(Stored data entries)
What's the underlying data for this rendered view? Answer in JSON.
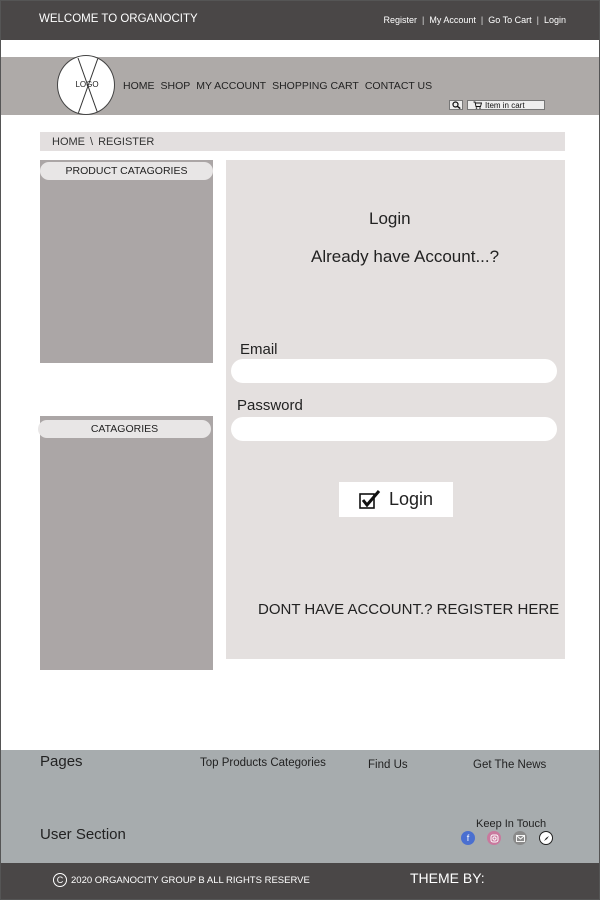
{
  "topbar": {
    "welcome": "WELCOME TO ORGANOCITY",
    "links": [
      "Register",
      "My Account",
      "Go To Cart",
      "Login"
    ],
    "separator": "|"
  },
  "header": {
    "logo_text": "LOGO",
    "nav": [
      "HOME",
      "SHOP",
      "MY ACCOUNT",
      "SHOPPING CART",
      "CONTACT US"
    ],
    "search_icon": "search-icon",
    "cart_label": "Item in cart"
  },
  "breadcrumb": {
    "home": "HOME",
    "separator": "\\",
    "current": "REGISTER"
  },
  "sidebar": {
    "product_categories": "PRODUCT CATAGORIES",
    "categories": "CATAGORIES"
  },
  "login": {
    "title": "Login",
    "subtitle": "Already have Account...?",
    "email_label": "Email",
    "email_value": "",
    "password_label": "Password",
    "password_value": "",
    "button_label": "Login",
    "register_link": "DONT HAVE ACCOUNT.? REGISTER HERE"
  },
  "footer": {
    "pages": "Pages",
    "top_products": "Top Products Categories",
    "find_us": "Find Us",
    "get_news": "Get The News",
    "user_section": "User Section",
    "keep_in_touch": "Keep In Touch",
    "social_icons": [
      "facebook-icon",
      "instagram-icon",
      "email-icon",
      "compass-icon"
    ]
  },
  "bottombar": {
    "copyright": "2020 ORGANOCITY GROUP B ALL RIGHTS RESERVE",
    "theme_by": "THEME BY:"
  },
  "colors": {
    "dark_bar": "#4a4747",
    "nav_band": "#aeaaa8",
    "sidebar": "#aba6a6",
    "panel": "#e4e0df",
    "footer": "#a7acae"
  }
}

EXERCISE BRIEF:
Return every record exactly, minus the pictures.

EXERCISE SOLUTION:
What's the underlying data for this rendered view? Answer in JSON.
{
  "topbar": {
    "welcome": "WELCOME TO ORGANOCITY",
    "links": [
      "Register",
      "My Account",
      "Go To Cart",
      "Login"
    ],
    "separator": "|"
  },
  "header": {
    "logo_text": "LOGO",
    "nav": [
      "HOME",
      "SHOP",
      "MY ACCOUNT",
      "SHOPPING CART",
      "CONTACT US"
    ],
    "search_icon": "search-icon",
    "cart_label": "Item in cart"
  },
  "breadcrumb": {
    "home": "HOME",
    "separator": "\\",
    "current": "REGISTER"
  },
  "sidebar": {
    "product_categories": "PRODUCT CATAGORIES",
    "categories": "CATAGORIES"
  },
  "login": {
    "title": "Login",
    "subtitle": "Already have Account...?",
    "email_label": "Email",
    "email_value": "",
    "password_label": "Password",
    "password_value": "",
    "button_label": "Login",
    "register_link": "DONT HAVE ACCOUNT.? REGISTER HERE"
  },
  "footer": {
    "pages": "Pages",
    "top_products": "Top Products Categories",
    "find_us": "Find Us",
    "get_news": "Get The News",
    "user_section": "User Section",
    "keep_in_touch": "Keep In Touch",
    "social_icons": [
      "facebook-icon",
      "instagram-icon",
      "email-icon",
      "compass-icon"
    ]
  },
  "bottombar": {
    "copyright": "2020 ORGANOCITY GROUP B ALL RIGHTS RESERVE",
    "theme_by": "THEME BY:"
  },
  "colors": {
    "dark_bar": "#4a4747",
    "nav_band": "#aeaaa8",
    "sidebar": "#aba6a6",
    "panel": "#e4e0df",
    "footer": "#a7acae"
  }
}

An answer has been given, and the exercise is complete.